From the June 12 edition of the Christian Broadcasting Network’s The 700 Club:
ROBERTSON: “The question would be, ladies and gentlemen, if a million Christians want to go to Saudi Arabia and say, “We want to pray,” you can’t pray in Saudi Arabia. You can’t have religious literature in Saudi Arabia. You can’t get together in Bible study groups in Saudi Arabia. As far as having special places for foot-washing and all that, no way. You will abide by Sharia law because they’re in control.
“Ladies and gentlemen, we have to recognize that Islam is not a religion. It is a worldwide political movement meant on domination of the world. And it is meant to subjugate all people under Islamic law. In the Quran, it says it very clearly. There are two spheres. One is the Dar al-Harb, which is the realm of war. The other is Dar al-Islam, which is that part that’s under submission to Islam. There is no middle ground. You’re either at war or you’re under submission. Now, that’s the way they think.”
Pat Robertson is either an Islamic scholar or he is a liar. After claiming last year to be able to leg press 2000 lb. (breaking the previous record of 600 lb. set the previous year by a 21 year old football player in Florida), I think we may safely conclude that the latter word best describes him. More proof? Here’s Bishop Paul Hinder of the Catholic Church, speaking last week to Al Jazeera: speaking about the Christian communities in Saudi Arabia, he said: “It’s not an open church. Privately the Christians may gather in their houses in a very discreet manner. Of course it’s not easy to be a bishop here [in the Gulf],” he said. “But at least regarding the church life it is full of vitality.”
Churches meeting in homes, under threat of persecution..hmmm. That reminds me of those very first groups of new Christians who, in Acts 2, are described this way: “Day by day..they broke bread at home and ate their food with glad and generous hearts, praising God and having the goodwill of all the people. And day by day the Lord added to their number those who were being saved.”
Robertson says people in Saudi Arabia can’t pray because they don’t have churches to pray in. That’s like saying kids don’t pray at school because the principal isn’t allowed to get on the loudspeaker and lead them in a (written) prayer. And, correct me if I’m wrong, but didn’t Jesus wash the feet of his disciples in a rented upstairs room? He didn’t need a church or synagogue to fill a basin and wrap a towel around himself, and his movement did pretty well for quite a few years, I would say.
Religion is precisely the problem, whether it adorns the pulpits of Muslim imams or the soapboxes of people like Robertson. Religion says that doctrine is more important than people. It elevates human depravities to sacred standing, as it picks and chooses supportive verses and half-verses from its sacred writings to give credibility (read: power) to whatever religious dogmatist has the fastest printing press, the loudest speakers, or the greatest broadcast coverage.
The birthrate of Muslims will cause massive change in the coming decades.

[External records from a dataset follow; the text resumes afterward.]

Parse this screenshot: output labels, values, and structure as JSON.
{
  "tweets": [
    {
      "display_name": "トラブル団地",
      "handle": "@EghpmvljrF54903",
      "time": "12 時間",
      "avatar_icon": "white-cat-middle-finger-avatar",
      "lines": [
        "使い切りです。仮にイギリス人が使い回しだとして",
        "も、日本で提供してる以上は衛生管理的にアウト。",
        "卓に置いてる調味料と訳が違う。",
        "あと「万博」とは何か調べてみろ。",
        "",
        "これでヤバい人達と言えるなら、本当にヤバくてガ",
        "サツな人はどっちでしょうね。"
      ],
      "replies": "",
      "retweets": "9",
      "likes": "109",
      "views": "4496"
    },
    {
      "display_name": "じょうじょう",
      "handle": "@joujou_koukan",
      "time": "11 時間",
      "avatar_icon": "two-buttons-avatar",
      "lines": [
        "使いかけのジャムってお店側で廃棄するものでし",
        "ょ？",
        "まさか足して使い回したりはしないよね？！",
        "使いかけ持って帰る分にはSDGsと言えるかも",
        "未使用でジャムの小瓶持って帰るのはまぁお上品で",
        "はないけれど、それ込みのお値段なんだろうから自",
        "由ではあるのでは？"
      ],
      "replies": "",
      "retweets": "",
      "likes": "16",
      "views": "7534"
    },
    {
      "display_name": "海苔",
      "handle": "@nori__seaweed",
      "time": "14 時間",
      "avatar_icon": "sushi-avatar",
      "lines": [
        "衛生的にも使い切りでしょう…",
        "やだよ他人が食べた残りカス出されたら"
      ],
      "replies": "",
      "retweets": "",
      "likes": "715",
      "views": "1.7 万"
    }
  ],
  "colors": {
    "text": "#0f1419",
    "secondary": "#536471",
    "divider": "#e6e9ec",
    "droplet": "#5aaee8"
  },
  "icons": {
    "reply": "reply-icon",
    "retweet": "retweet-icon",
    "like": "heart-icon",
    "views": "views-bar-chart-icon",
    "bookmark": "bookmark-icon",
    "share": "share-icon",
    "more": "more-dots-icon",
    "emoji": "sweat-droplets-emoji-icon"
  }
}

It is much higher in every nation where Muslims live than is the birthrate among “natives” of those countries. And the Christian religion has done little to win the hearts and minds of any of those Muslim babies or their parents! (In the Gaza strip of Israel, recently taken over by the Hammas- militant Muslims- there are almost 1, 600, 000 Palestinian Christians, half of which are children. They are going to be forced to become Muslim, which probably won’t be difficult for them since the Christian religion of the United States and Europe has virtually abandoned them for many years, because religion says it is more religious to support Israel in their oppression of Palestinians, no matter what their flavor.)
The early followers of Jesus were persecuted, imprisoned, and even slain. Yet it was from their example of outrageous, self-giving love that a flourishing Church grew. They were followers of Jesus, not Christian religionists. They looked to Jesus for answers to their predicament and heard things like, “Love your enemy” and “Turn the other cheek.” Christian religionists, with monetary and egoistic interests in the preservation of their precious institutions, answer with “increase the military budget” and “send your children to war” and “call in your tax deductible donation to our ministry today.”
2 thoughts on “Pat Robertson and the Religion of Fear”
It is so easy to fear and then hate what we don’t know very much about. Then when a public figure like Pat feeds our fear and hate, it can only grow. I’m not a scholar in Islam but I have heard discussions from those described as moderates They seem to love the same things that I love and are afraid of the same things too. The noisy extreams (from both sides) drown out intelligent discussions. Only God can figure this one out.
Robertson, et.al., seize on those tiny differences among people and plow, fertilize, and attempt to turn them into great forests of mystery which they are the only ones capable of tending. We (you and I) have been so deeply privileged to sit with people utterly unlike ourselves (people which 99.9% of everyone else would call despicable) and KNOW their humanity and belovedness. It makes us, I think, sensitive to the foulness of people like Robertson who view humanity as a hierarchy over which they reign.